The Galaxy pitched shutouts in Romney’s first two starts in place of Skjelvik, earning him a three-year contract this winter that will nearly double his pay from the $75,000 he made in 2018.
How long he and Steres – who scored Friday and is second on the team with two goals – remain paired in the middle will likely depend on the extent of Polenta’s injury. In addition the Galaxy are reportedly nearing a deal to land another center back in Giancarlo Gonzalez from Italian club Bologna, which figures to complicate the situation further since it will could push Steres out of the lineup and cost Romney his spot on the bench.
Given recent history, expect Romney to make a major contribution before the season’s over.
As for Ibrahimovic, his goal in Vancouver, his second on turf in MLS, gave him 26 in 30 games since joining the Galaxy last year. Nine of them have been game-winners.
(Watch Ibrahimovic’s goal in Vancouver by clicking here.)
He has scored four times in three games this season and in nine of his last 11 starts. And he could have had more, losing one goal Friday to a bad offside call. Afterward he praised his midfield – and criticized himself.
“Fantastic. Without their service, I’m not able to do what I’m doing,” he said of his teammates. “We just have to keep going and connect more and I just need to be sharp in front of the goal. Today I should’ve had three goals.”
Probably the most remarkable thing, though, is the fact that at 37 he sat out 25 days of training with an Achilles tendon strain, then came back after four practice sessions to score three times in two games, going 90 minutes each time.
Mere mortals can’t do that.
And that has helped the Galaxy (4-0-1, 12 points) get off to their best since 2010, when they were unbeaten through 12 games.
Trafico building in early stages of MVP race
Ibrahimovic’s dominance, if it continues, is certain to fuel talk of an MVP award; he finished a distant third last season when the honor went to Atlanta United’s Miguel Almiron.
His stiffest competition in the early going this season is 10 miles up the 110 freeway, where LAFC’s Carlos Vela and Diego Rossi are 1-2 in the league in scoring, having combined for 13 goals in six games – more than any other MLS team -- while becoming the first teammates to score hat tricks in consecutive road games.
Vela, who Tuesday was named MLS Player of the Month for March, has seven goals and is also tied for the MLS lead in assists with four, one ahead of another teammate, Adama Diomande.

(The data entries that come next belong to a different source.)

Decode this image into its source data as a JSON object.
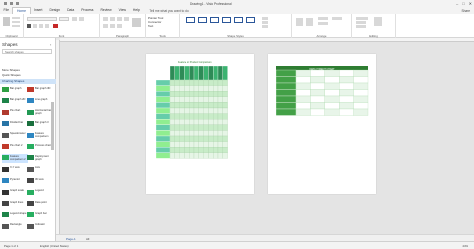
{
  "window": {
    "title": "Drawing1 - Visio Professional"
  },
  "ribbon_tabs": [
    "File",
    "Home",
    "Insert",
    "Design",
    "Data",
    "Process",
    "Review",
    "View",
    "Help"
  ],
  "active_tab": "Home",
  "tell_me": "Tell me what you want to do",
  "share_label": "Share",
  "ribbon_groups": [
    {
      "key": "clipboard",
      "label": "Clipboard"
    },
    {
      "key": "font",
      "label": "Font"
    },
    {
      "key": "paragraph",
      "label": "Paragraph"
    },
    {
      "key": "tools",
      "label": "Tools"
    },
    {
      "key": "shape_styles",
      "label": "Shape Styles"
    },
    {
      "key": "arrange",
      "label": "Arrange"
    },
    {
      "key": "editing",
      "label": "Editing"
    }
  ],
  "tools": {
    "pointer": "Pointer Tool",
    "connector": "Connector",
    "text": "Text"
  },
  "sidebar": {
    "title": "Shapes",
    "search_placeholder": "Search shapes",
    "links": [
      "More Shapes",
      "Quick Shapes"
    ],
    "selected_stencil": "Charting Shapes",
    "items": [
      {
        "label": "Bar graph",
        "color": "#2ea043"
      },
      {
        "label": "Bar graph 3D",
        "color": "#c0392b"
      },
      {
        "label": "Bar graph 2D",
        "color": "#1e8449"
      },
      {
        "label": "Line graph",
        "color": "#2e86c1"
      },
      {
        "label": "Pie chart",
        "color": "#b03a2e"
      },
      {
        "label": "Horizontal bar graph",
        "color": "#229954"
      },
      {
        "label": "Divided bar",
        "color": "#2874a6"
      },
      {
        "label": "Bar graph 3",
        "color": "#196f3d"
      },
      {
        "label": "Speedometer",
        "color": "#555555"
      },
      {
        "label": "Feature comparison",
        "color": "#2e86c1"
      },
      {
        "label": "Pie chart 2",
        "color": "#c0392b"
      },
      {
        "label": "Process chart",
        "color": "#27ae60"
      },
      {
        "label": "Feature comparison 2",
        "color": "#27ae60"
      },
      {
        "label": "Deployment graph",
        "color": "#1e8449"
      },
      {
        "label": "X-Y axis",
        "color": "#333333"
      },
      {
        "label": "Axis",
        "color": "#555555"
      },
      {
        "label": "Pyramid",
        "color": "#2e86c1"
      },
      {
        "label": "3D axis",
        "color": "#444444"
      },
      {
        "label": "Graph scale",
        "color": "#333333"
      },
      {
        "label": "Legend",
        "color": "#27ae60"
      },
      {
        "label": "Graph lines",
        "color": "#444444"
      },
      {
        "label": "Data point",
        "color": "#444444"
      },
      {
        "label": "Legend shape",
        "color": "#1e8449"
      },
      {
        "label": "Graph bar",
        "color": "#27ae60"
      },
      {
        "label": "Rectangle",
        "color": "#555555"
      },
      {
        "label": "Indicator",
        "color": "#555555"
      }
    ]
  },
  "page1": {
    "title": "Feature or Product Comparison"
  },
  "page2": {
    "header": "DEPLOYMENT CHART"
  },
  "statusbar": {
    "page": "Page 1 of 1",
    "english": "English (United States)",
    "zoom": "44%"
  },
  "page_tab": "Page-1",
  "page_all": "All"
}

“We work every day to show how good we are,” said Vela, who has been outspoken about his desire to win the MVP award. “If we have a couple of players in that list it’s because we are doing well. So we have to keep there.”

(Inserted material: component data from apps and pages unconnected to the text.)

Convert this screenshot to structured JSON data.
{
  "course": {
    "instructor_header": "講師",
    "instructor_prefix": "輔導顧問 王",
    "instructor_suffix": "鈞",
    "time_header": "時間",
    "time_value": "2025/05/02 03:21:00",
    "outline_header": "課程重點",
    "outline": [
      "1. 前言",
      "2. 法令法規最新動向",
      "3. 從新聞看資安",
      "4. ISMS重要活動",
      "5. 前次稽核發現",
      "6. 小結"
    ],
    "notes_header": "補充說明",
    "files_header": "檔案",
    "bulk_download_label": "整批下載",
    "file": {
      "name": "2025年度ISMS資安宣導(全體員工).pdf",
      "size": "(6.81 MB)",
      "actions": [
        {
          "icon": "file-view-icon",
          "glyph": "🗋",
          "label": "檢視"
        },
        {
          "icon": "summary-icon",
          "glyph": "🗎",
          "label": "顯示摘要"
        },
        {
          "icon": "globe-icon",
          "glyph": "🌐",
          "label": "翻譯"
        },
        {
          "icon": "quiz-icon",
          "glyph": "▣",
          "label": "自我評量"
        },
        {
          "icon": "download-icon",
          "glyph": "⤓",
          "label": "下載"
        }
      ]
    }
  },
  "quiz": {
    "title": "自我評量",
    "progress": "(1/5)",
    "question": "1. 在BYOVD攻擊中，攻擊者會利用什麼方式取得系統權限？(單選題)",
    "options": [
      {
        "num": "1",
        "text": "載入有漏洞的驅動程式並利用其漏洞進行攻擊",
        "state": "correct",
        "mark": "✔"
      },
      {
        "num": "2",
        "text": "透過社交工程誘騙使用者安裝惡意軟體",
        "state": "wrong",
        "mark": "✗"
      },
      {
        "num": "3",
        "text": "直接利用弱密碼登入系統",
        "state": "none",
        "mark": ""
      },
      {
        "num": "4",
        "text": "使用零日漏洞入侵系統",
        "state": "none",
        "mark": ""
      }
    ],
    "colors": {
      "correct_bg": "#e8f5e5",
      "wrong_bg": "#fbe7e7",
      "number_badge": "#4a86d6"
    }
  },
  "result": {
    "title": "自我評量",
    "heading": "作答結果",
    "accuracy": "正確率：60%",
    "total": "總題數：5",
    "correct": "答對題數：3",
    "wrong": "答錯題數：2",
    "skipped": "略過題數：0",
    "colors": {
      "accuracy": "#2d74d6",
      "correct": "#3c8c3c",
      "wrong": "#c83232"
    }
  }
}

As a team, unbeaten LAFC (5-0-1) has scored 19 times, seven better than anybody else.
“We’re a team that plays both sides of the field,” coach Bob Bradley said after his team demolished D.C. United 4-0 last weekend. “We’re lucky that we’ve got Carlos, who comes really well in from the right, Diego who comes in from the left. We still try to create good movement.”

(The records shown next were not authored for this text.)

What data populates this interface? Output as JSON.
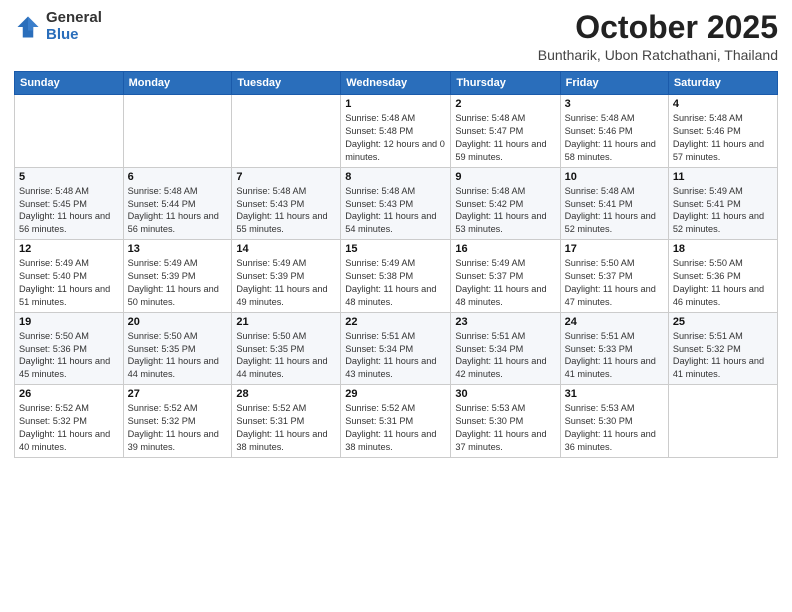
{
  "logo": {
    "general": "General",
    "blue": "Blue"
  },
  "header": {
    "month": "October 2025",
    "location": "Buntharik, Ubon Ratchathani, Thailand"
  },
  "weekdays": [
    "Sunday",
    "Monday",
    "Tuesday",
    "Wednesday",
    "Thursday",
    "Friday",
    "Saturday"
  ],
  "weeks": [
    [
      {
        "day": "",
        "sunrise": "",
        "sunset": "",
        "daylight": ""
      },
      {
        "day": "",
        "sunrise": "",
        "sunset": "",
        "daylight": ""
      },
      {
        "day": "",
        "sunrise": "",
        "sunset": "",
        "daylight": ""
      },
      {
        "day": "1",
        "sunrise": "Sunrise: 5:48 AM",
        "sunset": "Sunset: 5:48 PM",
        "daylight": "Daylight: 12 hours and 0 minutes."
      },
      {
        "day": "2",
        "sunrise": "Sunrise: 5:48 AM",
        "sunset": "Sunset: 5:47 PM",
        "daylight": "Daylight: 11 hours and 59 minutes."
      },
      {
        "day": "3",
        "sunrise": "Sunrise: 5:48 AM",
        "sunset": "Sunset: 5:46 PM",
        "daylight": "Daylight: 11 hours and 58 minutes."
      },
      {
        "day": "4",
        "sunrise": "Sunrise: 5:48 AM",
        "sunset": "Sunset: 5:46 PM",
        "daylight": "Daylight: 11 hours and 57 minutes."
      }
    ],
    [
      {
        "day": "5",
        "sunrise": "Sunrise: 5:48 AM",
        "sunset": "Sunset: 5:45 PM",
        "daylight": "Daylight: 11 hours and 56 minutes."
      },
      {
        "day": "6",
        "sunrise": "Sunrise: 5:48 AM",
        "sunset": "Sunset: 5:44 PM",
        "daylight": "Daylight: 11 hours and 56 minutes."
      },
      {
        "day": "7",
        "sunrise": "Sunrise: 5:48 AM",
        "sunset": "Sunset: 5:43 PM",
        "daylight": "Daylight: 11 hours and 55 minutes."
      },
      {
        "day": "8",
        "sunrise": "Sunrise: 5:48 AM",
        "sunset": "Sunset: 5:43 PM",
        "daylight": "Daylight: 11 hours and 54 minutes."
      },
      {
        "day": "9",
        "sunrise": "Sunrise: 5:48 AM",
        "sunset": "Sunset: 5:42 PM",
        "daylight": "Daylight: 11 hours and 53 minutes."
      },
      {
        "day": "10",
        "sunrise": "Sunrise: 5:48 AM",
        "sunset": "Sunset: 5:41 PM",
        "daylight": "Daylight: 11 hours and 52 minutes."
      },
      {
        "day": "11",
        "sunrise": "Sunrise: 5:49 AM",
        "sunset": "Sunset: 5:41 PM",
        "daylight": "Daylight: 11 hours and 52 minutes."
      }
    ],
    [
      {
        "day": "12",
        "sunrise": "Sunrise: 5:49 AM",
        "sunset": "Sunset: 5:40 PM",
        "daylight": "Daylight: 11 hours and 51 minutes."
      },
      {
        "day": "13",
        "sunrise": "Sunrise: 5:49 AM",
        "sunset": "Sunset: 5:39 PM",
        "daylight": "Daylight: 11 hours and 50 minutes."
      },
      {
        "day": "14",
        "sunrise": "Sunrise: 5:49 AM",
        "sunset": "Sunset: 5:39 PM",
        "daylight": "Daylight: 11 hours and 49 minutes."
      },
      {
        "day": "15",
        "sunrise": "Sunrise: 5:49 AM",
        "sunset": "Sunset: 5:38 PM",
        "daylight": "Daylight: 11 hours and 48 minutes."
      },
      {
        "day": "16",
        "sunrise": "Sunrise: 5:49 AM",
        "sunset": "Sunset: 5:37 PM",
        "daylight": "Daylight: 11 hours and 48 minutes."
      },
      {
        "day": "17",
        "sunrise": "Sunrise: 5:50 AM",
        "sunset": "Sunset: 5:37 PM",
        "daylight": "Daylight: 11 hours and 47 minutes."
      },
      {
        "day": "18",
        "sunrise": "Sunrise: 5:50 AM",
        "sunset": "Sunset: 5:36 PM",
        "daylight": "Daylight: 11 hours and 46 minutes."
      }
    ],
    [
      {
        "day": "19",
        "sunrise": "Sunrise: 5:50 AM",
        "sunset": "Sunset: 5:36 PM",
        "daylight": "Daylight: 11 hours and 45 minutes."
      },
      {
        "day": "20",
        "sunrise": "Sunrise: 5:50 AM",
        "sunset": "Sunset: 5:35 PM",
        "daylight": "Daylight: 11 hours and 44 minutes."
      },
      {
        "day": "21",
        "sunrise": "Sunrise: 5:50 AM",
        "sunset": "Sunset: 5:35 PM",
        "daylight": "Daylight: 11 hours and 44 minutes."
      },
      {
        "day": "22",
        "sunrise": "Sunrise: 5:51 AM",
        "sunset": "Sunset: 5:34 PM",
        "daylight": "Daylight: 11 hours and 43 minutes."
      },
      {
        "day": "23",
        "sunrise": "Sunrise: 5:51 AM",
        "sunset": "Sunset: 5:34 PM",
        "daylight": "Daylight: 11 hours and 42 minutes."
      },
      {
        "day": "24",
        "sunrise": "Sunrise: 5:51 AM",
        "sunset": "Sunset: 5:33 PM",
        "daylight": "Daylight: 11 hours and 41 minutes."
      },
      {
        "day": "25",
        "sunrise": "Sunrise: 5:51 AM",
        "sunset": "Sunset: 5:32 PM",
        "daylight": "Daylight: 11 hours and 41 minutes."
      }
    ],
    [
      {
        "day": "26",
        "sunrise": "Sunrise: 5:52 AM",
        "sunset": "Sunset: 5:32 PM",
        "daylight": "Daylight: 11 hours and 40 minutes."
      },
      {
        "day": "27",
        "sunrise": "Sunrise: 5:52 AM",
        "sunset": "Sunset: 5:32 PM",
        "daylight": "Daylight: 11 hours and 39 minutes."
      },
      {
        "day": "28",
        "sunrise": "Sunrise: 5:52 AM",
        "sunset": "Sunset: 5:31 PM",
        "daylight": "Daylight: 11 hours and 38 minutes."
      },
      {
        "day": "29",
        "sunrise": "Sunrise: 5:52 AM",
        "sunset": "Sunset: 5:31 PM",
        "daylight": "Daylight: 11 hours and 38 minutes."
      },
      {
        "day": "30",
        "sunrise": "Sunrise: 5:53 AM",
        "sunset": "Sunset: 5:30 PM",
        "daylight": "Daylight: 11 hours and 37 minutes."
      },
      {
        "day": "31",
        "sunrise": "Sunrise: 5:53 AM",
        "sunset": "Sunset: 5:30 PM",
        "daylight": "Daylight: 11 hours and 36 minutes."
      },
      {
        "day": "",
        "sunrise": "",
        "sunset": "",
        "daylight": ""
      }
    ]
  ]
}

They play good defense, too. Saturday’s shutout was the second in as many games, extending goalkeeper Tyler Miller’s streak to 235 consecutive scoreless minutes. But Bradley and each of the LAFC players who spoke after Saturday’s win made it clear they are not complacent and insist they can get better.
“It’s difficult to keep this level. So imagine to put it up [higher],” Vela said. “So we have to be ambitious. We have to work hard. It’s the only way to be better.”
(Watch Vela’s final goal of March by clicking here.)
Both the Galaxy and LAFC – along with their respective MVP candidates – will be playing home games Saturday night, with Ibrahimovic and the Galaxy kicking off vs. Philadelphia at Dignity Health Sports Park at 7:30, the same time Vela will lead his team against Cincinnati at Banc of California Stadium. That means as many as 47,000 people will be watching MLS games in Southern California this weekend.
Until next time